Main features and capabilities
There are several hotspots in this service pack beta, which is more than service packs have traditionally been in terms of features and update coverage.
You can start, stop and restore backups from the online service right from within Data Protection Manager from an integrated single pane of glass.
The main attraction of System Center 2012 Service Pack 1 is its ability to target Windows 8 and Windows Server 2012 machines for management and administration tasks. While the current version of System Center 2012 only supports Windows 7 and Windows Server 2008 R2 and earlier versions, the beta adds support for managing the latest OS releases, including the release-to-manufacturing editions of both, not just the various consumer previews that have been released.
There is also a renewed focus on cloud integration capabilities in SP1, including integration with the Windows Intune cloud-based management service. Windows Intune is the only way to centrally manage Windows-RT-based devices, including the Microsoft Services. Many organizations expressed concern about running one management framework, presumably System Center, for their traditional domain member machines and a separate system to administer Windows RT devices. This service pack allows for a single view of devices in System Center and allows the administrator to set up reports, assign security policies and perform more functions to a variety of machines, regardless of whether they are actually managed by System Center or Windows Intune.
System Center 2012 Virtual Machine Manager adds the ability to move existing Hyper-V virtual machines running on your corporate network up to Windows Azure and back again, offering good fallback options for maintenance windows and continuous availability for disaster recovery purposes in a pinch. For further protection, System Center Data Protection Manager (DPM) in SP1 adds support for the Windows Azure Online Backup Service. You can start, stop and restore backups from the online service right from within Data Protection Manager from an integrated single pane of glass, which subscribers to both the service and to DPM will find useful.
System Center 2012 SP1 also features an expansion of System Center Configuration Manager to use PowerShell to perform administrative tasks on remote machines and to export the generated scripts.
System Center 2012 SP1 can be downloaded in beta form from Microsoft's System Center website. The final version is expected to release to manufacturing alongside the next revision Windows Intune sometime early next year.
Big benefits for early adopters
SP1 is a comprehensive update that solves some acute, immediate problems for early adopters.
For any IT department already using System Center with plans to deploy Windows 8 or Windows Server 2012 soon, looking at the preview version of this service pack makes sense.

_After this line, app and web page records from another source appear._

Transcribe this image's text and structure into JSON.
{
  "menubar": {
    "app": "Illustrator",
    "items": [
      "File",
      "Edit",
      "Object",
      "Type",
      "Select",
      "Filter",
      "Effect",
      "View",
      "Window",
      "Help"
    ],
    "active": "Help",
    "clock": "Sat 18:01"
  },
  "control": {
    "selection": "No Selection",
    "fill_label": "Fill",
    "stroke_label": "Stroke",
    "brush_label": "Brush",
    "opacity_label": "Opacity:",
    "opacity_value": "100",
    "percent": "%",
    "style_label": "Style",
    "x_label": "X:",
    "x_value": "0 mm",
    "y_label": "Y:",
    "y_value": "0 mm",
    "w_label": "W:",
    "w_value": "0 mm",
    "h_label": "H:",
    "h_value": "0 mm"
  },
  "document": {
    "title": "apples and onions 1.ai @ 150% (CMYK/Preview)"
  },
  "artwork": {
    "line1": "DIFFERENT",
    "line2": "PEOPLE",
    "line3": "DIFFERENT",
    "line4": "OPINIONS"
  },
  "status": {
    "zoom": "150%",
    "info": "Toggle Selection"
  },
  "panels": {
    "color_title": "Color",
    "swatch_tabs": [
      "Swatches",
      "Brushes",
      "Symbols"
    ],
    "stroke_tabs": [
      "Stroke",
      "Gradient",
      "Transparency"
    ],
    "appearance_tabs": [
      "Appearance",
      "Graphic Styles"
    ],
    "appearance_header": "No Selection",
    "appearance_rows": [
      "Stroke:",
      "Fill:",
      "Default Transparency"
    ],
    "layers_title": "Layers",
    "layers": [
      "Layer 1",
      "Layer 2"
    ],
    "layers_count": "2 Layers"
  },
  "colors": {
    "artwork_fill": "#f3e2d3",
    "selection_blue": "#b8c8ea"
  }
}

Organizations in the same boat with early adopters of Windows RT devices need some way to manage these machines because they are personal devices and can't join the domain. System Center's integration with Windows Intune is currently the only way to do that.
Organizations sticking with Windows 7 and Windows Server 2008 for a while should be in no rush to update. Waiting for the final release will be just fine.
About the author:
Jonathan Hassell is an author, consultant, and speaker on a variety of IT topics. His published works include RADIUS, Hardening Windows, Using Microsoft Windows Small Business Server 2003, and Learning Windows Server 2003. Jonathan also speaks worldwide on topics ranging from networking and security to Windows administration. He is president of 82 Ventures based in North Carolina, and is currently an editor for Apress, a publishing company that specializes in books for programmers and IT professionals.